The bigger issue is that in an organisation the contact centre is an internal supplier so there are internal customers – it could be marketing or customer service or someone else. There are lots of changes happening in whatever industry vertical they are in; they want to be responsive to drive campaigns etc. They are continually pushing the contact centre manager to do new things. However the manager is completely hamstrung by this locked-down monolithic infrastructure that he bought some years ago. Both a cost and CAPEX- OPEX argument, but a bigger argument is the internal value benefit by having a contact centre infrastructure that is responsive to business needs.
CBM: What are the perceived barriers and how might they be overcome?
SO: Contact centres are mission-critical so the infrastructure cannot be allowed to fail. So companies have concerns about resilience and security.
We need to understand what their benchmark is, and the on premise site may be constrained by physical assets or IT skills in the organisation, or money. It’s rare that the organisation will have built a full disaster recovery geo resilient infrastructure.
We have built this using high availability architecture incorporating Vmware to create extremely high availability – full resilience in the data centre and then mirrored in a geographically separate data centre. This is then sat in the same location as our IP Voice switches. All within our own domain – no third party components. Its’ a highly secure environment.
Something could be built very well but in only one data centre, or two data centres but with no geo-resilience. Or built with geo-resilience, but relying on internet connectivity. There are very few cloud providers able to emulate this end-to-end secure and resilient approach.
Secondly it’s an Avaya branded solution. The channel partner is able to market that as well as it being underpinned by the BT infrastructure.

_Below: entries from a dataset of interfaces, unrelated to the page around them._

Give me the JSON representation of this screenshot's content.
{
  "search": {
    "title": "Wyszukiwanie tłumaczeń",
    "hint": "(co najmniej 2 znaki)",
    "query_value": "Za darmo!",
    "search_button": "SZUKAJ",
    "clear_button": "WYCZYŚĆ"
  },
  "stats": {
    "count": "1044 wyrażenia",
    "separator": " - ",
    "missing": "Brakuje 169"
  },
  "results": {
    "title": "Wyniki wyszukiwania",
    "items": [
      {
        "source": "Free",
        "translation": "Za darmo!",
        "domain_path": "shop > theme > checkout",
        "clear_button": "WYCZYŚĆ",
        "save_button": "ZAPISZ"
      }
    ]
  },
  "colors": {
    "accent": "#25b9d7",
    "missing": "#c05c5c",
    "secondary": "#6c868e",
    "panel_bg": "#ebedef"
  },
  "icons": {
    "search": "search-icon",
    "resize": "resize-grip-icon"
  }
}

Thirdly it’s a strategic sale where the provider can differentiate and become a strategic communications partner for that enterprise.
The proposition is modular, within the core you can pick from a menu and then there are also a lot of additional services that sit around the product such as access network, end point devices, network CPE, in and out bound calls as well as CRM apps.

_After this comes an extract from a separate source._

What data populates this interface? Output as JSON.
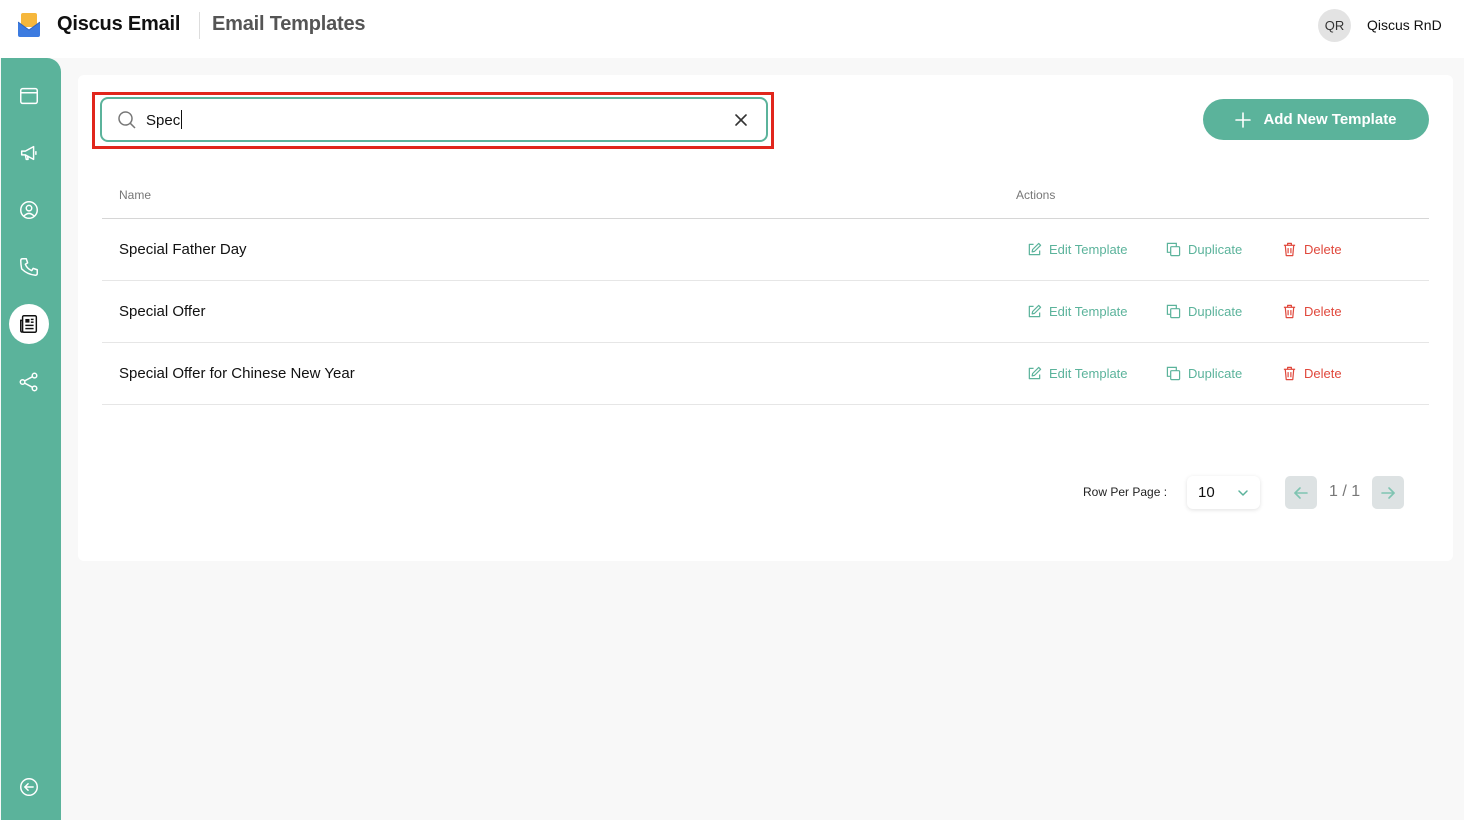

We have built this so users can buy all these services from BT Wholesale or self-provide. The proposition allows the partner to be flexible and differentiate.
CBM: What are the benefits – how and where can partners make money?

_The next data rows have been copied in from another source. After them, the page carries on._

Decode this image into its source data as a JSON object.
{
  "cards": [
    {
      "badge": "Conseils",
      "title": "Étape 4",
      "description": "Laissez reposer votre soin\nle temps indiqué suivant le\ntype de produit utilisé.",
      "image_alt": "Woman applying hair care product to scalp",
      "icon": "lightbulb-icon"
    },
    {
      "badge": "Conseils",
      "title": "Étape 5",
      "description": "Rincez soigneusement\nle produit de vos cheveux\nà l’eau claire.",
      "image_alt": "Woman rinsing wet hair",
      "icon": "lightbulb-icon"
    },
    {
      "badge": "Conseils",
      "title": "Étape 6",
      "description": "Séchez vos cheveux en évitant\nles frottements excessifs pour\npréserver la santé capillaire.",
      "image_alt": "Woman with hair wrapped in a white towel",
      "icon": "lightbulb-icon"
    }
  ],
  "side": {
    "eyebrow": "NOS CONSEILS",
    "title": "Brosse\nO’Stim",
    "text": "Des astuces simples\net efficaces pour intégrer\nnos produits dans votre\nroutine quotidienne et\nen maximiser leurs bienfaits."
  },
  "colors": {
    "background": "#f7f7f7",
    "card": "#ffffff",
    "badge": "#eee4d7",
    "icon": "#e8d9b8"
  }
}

SO: Our proposition delivers good quick margins for resellers – it’s a purpose designed wholesale proposition, it’s not a retail service shoe-horned into the indirect channel.
If you look at channel partner business today, they tend to build it around professional services – good gross margin but having to cover costs of people. Most of the gross margin is eaten back by people costs. One of the interesting things about cloud deployment is that you can sell and deploy and get strategic revenue from the cloud much faster, monetised quicker, with far less people resources. Most of the margin will then flow through to the bottom line, with very significant cash flow uplift.
In summary, we have created an innovative, flexible commercial model based entirely on utility usage. Not being shrink-wrapped, we have given reseller partners the keys to the bridge. It’s as if they have their own commercial platform, and so they can price as they like and the flexibility to price in very creative ways.
CBM: What is the next step for resellers?
SO: Speak to us. If you are Avaya accredited and a BTW customer, please contact your account manager. If you are not a BTW customer, then call into your Avaya team and then they can help introduce and establish you to BTW.